Officers who join the police service via a British charity are playing a vital role in tackling crime and anti-social behaviour in Essex.
Communities where officers via Police Now have been posted to over the past 22-months have seen 689 fewer incidents of anti-social behaviour compared to the same period from October 2016. This is equivalent to a 10 per cent drop.
Officers on Police Now’s National Graduate Leadership Programme – which is supporting the recruitment of police officers across England and Wales – have been working alongside their colleagues within their local neighbourhood teams.
Communities have also seen 176 fewer incidents of shoplifting – a fall of 13 per cent. There were 121 fewer incidents of burglary – a fall of eight per cent – and 110 fewer incidents of theft, equivalent to a six per cent fall.
Police Now’s mission is to transform communities, reduce crime and increase the public’s confidence in policing, by recruiting and developing outstanding and diverse individuals to be leaders in society and on the policing front line.
Rosanna Walker, temporary police sergeant for Essex Police and Police Now participant, helped bring to justice a knifeman who tried to force a woman with a child into a car at a supermarket. He was convicted and sentenced to four years imprisonment.
She also worked with Colchester Institute and knife crime charities to educate around 3,000 secondary school pupils on the dangers of knife crime. Young people not in schools were engaged with at youth clubs and through social media. Two enforcement days using a knife arch – a walk-through metal detector – drove home the message. Nine in ten young people learned something new about knife crime and felt more confident in reporting it.
Sergeant Walker initiated a project with the University of Essex which has led to academic experts using state-of-the-art technology to compare and analyse data on unemployment, deprivation and knife crime.
This is expected to improve understanding of a complex issue and help protect young people in Essex.
Sergeant Walker said: “I am certain that a force that better reflects the community it serves is best placed to bring down anti-social behaviour.
“We want every person we deal with to feel comfortable speaking to us. As an officer who understands the community, you are best placed to solve problems.”
Police Now is aiming to transform communities by recruiting, developing and inspiring diverse leaders in policing.
Officers on Police Now’s programmes are said to develop skills in leadership and problem-solving, and share a commitment to public service, fighting crime and inspiring social change alongside their colleagues.
Police Now has recruited a total of 1,830 officers across 33 forces in the UK, including Essex Police. Chief Constable BJ Harrington has invested in his communities by partnering with Police Now for the past four years, with 87 police constables joining the force via this route.
Police Now consistently recruits more officers who are women or from black, Asian and minority ethnic backgrounds compared to any other entry route into policing.
Of those starting on Police Now’s programmes in Essex in 2020, a quarter (25 per cent) of the Police Now recruits identified as coming from a black, Asian or minority ethnic background and a third (33 per cent) identified as women.

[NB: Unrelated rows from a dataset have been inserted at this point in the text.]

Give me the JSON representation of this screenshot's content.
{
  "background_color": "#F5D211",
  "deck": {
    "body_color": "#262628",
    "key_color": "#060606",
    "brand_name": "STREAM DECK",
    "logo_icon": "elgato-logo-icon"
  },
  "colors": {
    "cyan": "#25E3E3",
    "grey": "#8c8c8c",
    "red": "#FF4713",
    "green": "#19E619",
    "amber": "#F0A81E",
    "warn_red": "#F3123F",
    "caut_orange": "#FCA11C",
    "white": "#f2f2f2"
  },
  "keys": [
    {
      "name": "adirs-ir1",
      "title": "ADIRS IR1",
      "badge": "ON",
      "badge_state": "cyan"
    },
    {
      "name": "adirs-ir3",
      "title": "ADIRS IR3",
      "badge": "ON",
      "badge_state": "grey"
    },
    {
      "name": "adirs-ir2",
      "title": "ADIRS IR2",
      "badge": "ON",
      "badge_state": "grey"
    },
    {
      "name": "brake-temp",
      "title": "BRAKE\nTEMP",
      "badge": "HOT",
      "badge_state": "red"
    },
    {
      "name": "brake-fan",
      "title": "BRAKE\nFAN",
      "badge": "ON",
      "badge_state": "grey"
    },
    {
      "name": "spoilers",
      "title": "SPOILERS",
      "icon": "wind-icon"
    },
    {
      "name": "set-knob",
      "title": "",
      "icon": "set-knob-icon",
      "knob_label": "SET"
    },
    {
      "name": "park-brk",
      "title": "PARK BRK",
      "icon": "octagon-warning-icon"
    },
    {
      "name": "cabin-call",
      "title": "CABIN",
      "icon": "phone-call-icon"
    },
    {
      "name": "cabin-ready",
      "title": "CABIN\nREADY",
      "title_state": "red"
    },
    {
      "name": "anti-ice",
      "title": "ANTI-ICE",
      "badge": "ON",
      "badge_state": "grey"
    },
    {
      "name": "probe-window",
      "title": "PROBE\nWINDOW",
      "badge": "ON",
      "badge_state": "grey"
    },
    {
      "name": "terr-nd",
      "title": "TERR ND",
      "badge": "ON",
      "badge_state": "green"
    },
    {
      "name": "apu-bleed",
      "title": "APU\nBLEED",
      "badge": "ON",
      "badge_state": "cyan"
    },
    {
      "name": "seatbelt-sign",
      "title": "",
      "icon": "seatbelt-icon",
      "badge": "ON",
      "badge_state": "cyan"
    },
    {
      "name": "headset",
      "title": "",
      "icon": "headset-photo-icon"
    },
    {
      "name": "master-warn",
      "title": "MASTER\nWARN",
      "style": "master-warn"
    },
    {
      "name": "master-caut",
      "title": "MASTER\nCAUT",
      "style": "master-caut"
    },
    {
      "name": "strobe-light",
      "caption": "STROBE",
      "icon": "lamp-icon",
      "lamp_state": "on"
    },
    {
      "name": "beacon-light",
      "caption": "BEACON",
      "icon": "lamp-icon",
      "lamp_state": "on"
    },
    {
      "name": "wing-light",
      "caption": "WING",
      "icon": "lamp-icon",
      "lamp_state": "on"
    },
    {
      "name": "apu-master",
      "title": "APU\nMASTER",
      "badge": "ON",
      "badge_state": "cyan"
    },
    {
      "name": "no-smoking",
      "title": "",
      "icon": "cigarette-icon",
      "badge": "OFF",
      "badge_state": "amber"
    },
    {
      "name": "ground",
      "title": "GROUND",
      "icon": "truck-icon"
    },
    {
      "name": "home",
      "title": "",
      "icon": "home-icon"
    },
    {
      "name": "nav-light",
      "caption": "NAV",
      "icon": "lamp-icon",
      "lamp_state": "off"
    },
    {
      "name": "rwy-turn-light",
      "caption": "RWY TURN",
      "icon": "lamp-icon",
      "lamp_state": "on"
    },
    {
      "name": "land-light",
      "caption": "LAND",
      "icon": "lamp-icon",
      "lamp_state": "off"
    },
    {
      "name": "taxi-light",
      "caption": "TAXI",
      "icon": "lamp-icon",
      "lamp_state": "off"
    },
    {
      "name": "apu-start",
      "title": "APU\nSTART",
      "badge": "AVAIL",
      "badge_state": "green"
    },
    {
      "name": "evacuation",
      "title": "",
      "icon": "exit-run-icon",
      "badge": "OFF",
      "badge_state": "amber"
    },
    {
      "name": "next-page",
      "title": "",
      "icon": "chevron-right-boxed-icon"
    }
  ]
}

Co-founder of Police Now and former Detective Chief Inspector David Spencer said: “We’re incredibly proud of the positive impact our participants continue to have within their local communities, and their commitment to driving positive change with their colleagues so that everyone in our society, including the most vulnerable, have a chance to thrive”.